Thank you for informing me of Heyboer Transformer co. Fellow collectors have mentioned Heyboer and services they provide. I hear they do great work. I will keep this information in mind should I need such a service performed in the future!
The 2 dial AW-12 power transformer is now installed on the deluxe power supply. A controlled power up monitoring wattage and voltage proved to be successful as the set came to life instantaneously. All tubes lit, stations were pulled in on all four bands utilizing a 30 ft. indoor antenna! I absolutely amazed once again with the quality E.H. Scott put into his products. I checked alignment on all four bands, dead on accurate to the dial scales!
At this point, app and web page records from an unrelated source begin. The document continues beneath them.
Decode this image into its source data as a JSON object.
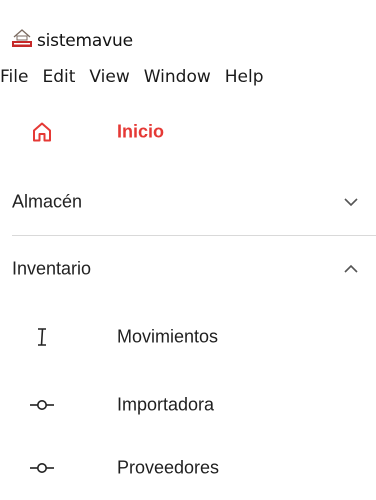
{
  "window": {
    "title": "sistemavue",
    "app_icon": "app-logo-icon"
  },
  "menubar": {
    "items": [
      "File",
      "Edit",
      "View",
      "Window",
      "Help"
    ]
  },
  "nav": {
    "home": {
      "label": "Inicio",
      "icon": "home-icon",
      "active": true,
      "color": "#e53935"
    },
    "groups": [
      {
        "label": "Almacén",
        "expanded": false,
        "icon": "chevron-down-icon"
      },
      {
        "label": "Inventario",
        "expanded": true,
        "icon": "chevron-up-icon"
      }
    ],
    "items": [
      {
        "label": "Movimientos",
        "icon": "text-cursor-icon"
      },
      {
        "label": "Importadora",
        "icon": "commit-icon"
      },
      {
        "label": "Proveedores",
        "icon": "commit-icon"
      }
    ]
  },
  "colors": {
    "accent": "#e53935",
    "text": "#1f1f1f",
    "divider": "#d9d9d9"
  }
}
All bands above broadcast can be deciphered utilizing an E.H. Scott provided "Station Finder". Upon the introduction of the Allwave 15, a "Station Finder" was no longer needed.
My evaluation of performance: Once again E.H. Scott comes through with perfection! I have worked on over 100 pre-1935 radio circuits since starting this hobby ten years ago. With respect to 1932 year radio sets, this E.H. Scott will blow away all competition offered in 1932 (from my restoration experience). 1932 Philco and RCA sets (from my restoration experience) don't stand a chance to the crisp clear powerful audio this AW-12 two speaker system provides. Selectivity, sensitivity, and fidelity are the finest I have ever come across on a circa 1932 circuit. DX'ing, also the finest for the year this set was introduced to the public. Most general consumer radio sets circa 1932 didn't offer 4 band Allwave performance. Opinion: E.H. Scott receivers are the finest I have ever worked on. Performance is unmatched to any manufacture with respect to year introduced. The Allwave 12 is a fine set to work on and enjoyable to listen to as well!
This concludes the AW-12 Deluxe electrical restoration. Final restoration pictures shown below:
Ah - you have the metal version of the station finder. There is a heavy yellow paper version too.
The Scott AW-12 Broadcast band is calibrated in kilocycles, one of the first radios to do so. But the 3 SW bands are calibrated with a 1 to 100 scale. My paper version shortwave station finder translates SW dial number to meters for each band.
After seeing your two versions I started the hunt to find both myself. I was lucky finding this brass version on the internet several months ago. Thank you for the information regarding. Question: Which station finder came out first, brass or paper?